= Data extracts =
++++++++++++++++++++
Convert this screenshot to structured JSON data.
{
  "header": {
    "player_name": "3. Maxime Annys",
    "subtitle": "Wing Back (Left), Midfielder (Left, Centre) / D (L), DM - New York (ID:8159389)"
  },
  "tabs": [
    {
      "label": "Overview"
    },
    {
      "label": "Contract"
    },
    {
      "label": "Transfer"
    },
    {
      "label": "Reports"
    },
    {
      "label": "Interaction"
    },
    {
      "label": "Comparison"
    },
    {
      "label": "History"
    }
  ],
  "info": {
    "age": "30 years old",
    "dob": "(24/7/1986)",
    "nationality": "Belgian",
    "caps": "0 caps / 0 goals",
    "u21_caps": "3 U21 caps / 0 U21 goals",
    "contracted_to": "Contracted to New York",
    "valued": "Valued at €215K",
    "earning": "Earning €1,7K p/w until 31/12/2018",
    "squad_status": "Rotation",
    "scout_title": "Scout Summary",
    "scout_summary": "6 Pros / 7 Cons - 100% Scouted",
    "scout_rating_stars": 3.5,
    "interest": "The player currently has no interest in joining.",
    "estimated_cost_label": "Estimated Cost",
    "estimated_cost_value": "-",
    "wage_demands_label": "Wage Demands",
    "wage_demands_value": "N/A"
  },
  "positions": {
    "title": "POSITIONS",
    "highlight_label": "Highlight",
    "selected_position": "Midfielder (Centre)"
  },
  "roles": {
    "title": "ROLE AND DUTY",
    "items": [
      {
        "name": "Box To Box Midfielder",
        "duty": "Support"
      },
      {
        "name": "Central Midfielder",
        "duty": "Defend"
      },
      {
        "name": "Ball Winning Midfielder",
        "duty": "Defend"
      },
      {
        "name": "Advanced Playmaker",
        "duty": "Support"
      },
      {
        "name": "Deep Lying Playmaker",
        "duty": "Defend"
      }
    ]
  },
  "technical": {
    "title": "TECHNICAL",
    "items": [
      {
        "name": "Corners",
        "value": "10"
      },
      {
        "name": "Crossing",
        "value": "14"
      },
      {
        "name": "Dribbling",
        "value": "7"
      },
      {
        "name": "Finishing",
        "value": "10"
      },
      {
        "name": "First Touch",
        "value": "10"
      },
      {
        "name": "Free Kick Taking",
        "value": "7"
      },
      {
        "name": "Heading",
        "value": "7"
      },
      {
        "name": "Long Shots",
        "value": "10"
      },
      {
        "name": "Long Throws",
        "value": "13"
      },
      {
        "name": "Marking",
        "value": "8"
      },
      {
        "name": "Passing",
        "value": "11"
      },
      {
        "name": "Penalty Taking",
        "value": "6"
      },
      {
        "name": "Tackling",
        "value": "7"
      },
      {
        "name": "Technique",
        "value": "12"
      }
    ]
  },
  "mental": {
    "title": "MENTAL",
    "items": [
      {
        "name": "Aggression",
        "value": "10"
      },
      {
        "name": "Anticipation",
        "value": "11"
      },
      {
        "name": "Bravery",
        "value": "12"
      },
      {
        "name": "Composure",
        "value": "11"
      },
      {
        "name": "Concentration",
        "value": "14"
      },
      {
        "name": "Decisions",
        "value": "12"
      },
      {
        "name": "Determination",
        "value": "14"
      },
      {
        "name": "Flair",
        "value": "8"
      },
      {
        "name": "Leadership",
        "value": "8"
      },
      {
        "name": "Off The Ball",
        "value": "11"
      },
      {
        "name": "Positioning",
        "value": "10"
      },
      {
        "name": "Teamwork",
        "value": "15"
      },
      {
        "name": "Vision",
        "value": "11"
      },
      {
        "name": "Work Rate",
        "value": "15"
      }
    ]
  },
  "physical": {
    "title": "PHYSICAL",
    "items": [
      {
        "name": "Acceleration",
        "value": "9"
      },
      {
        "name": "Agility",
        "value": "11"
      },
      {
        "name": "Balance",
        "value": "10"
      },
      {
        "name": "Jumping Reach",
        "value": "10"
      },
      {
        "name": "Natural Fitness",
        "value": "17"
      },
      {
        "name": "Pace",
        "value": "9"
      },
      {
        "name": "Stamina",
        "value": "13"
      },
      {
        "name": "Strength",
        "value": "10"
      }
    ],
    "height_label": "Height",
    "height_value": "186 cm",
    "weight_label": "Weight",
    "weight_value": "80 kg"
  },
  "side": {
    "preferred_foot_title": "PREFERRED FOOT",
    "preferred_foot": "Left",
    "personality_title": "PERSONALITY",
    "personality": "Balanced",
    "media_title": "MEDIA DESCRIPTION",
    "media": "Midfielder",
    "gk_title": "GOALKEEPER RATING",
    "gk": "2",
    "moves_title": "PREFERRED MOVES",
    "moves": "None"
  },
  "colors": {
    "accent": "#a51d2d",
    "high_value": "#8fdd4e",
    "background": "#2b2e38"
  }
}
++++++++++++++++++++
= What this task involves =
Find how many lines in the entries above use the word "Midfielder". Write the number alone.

= Result below =
6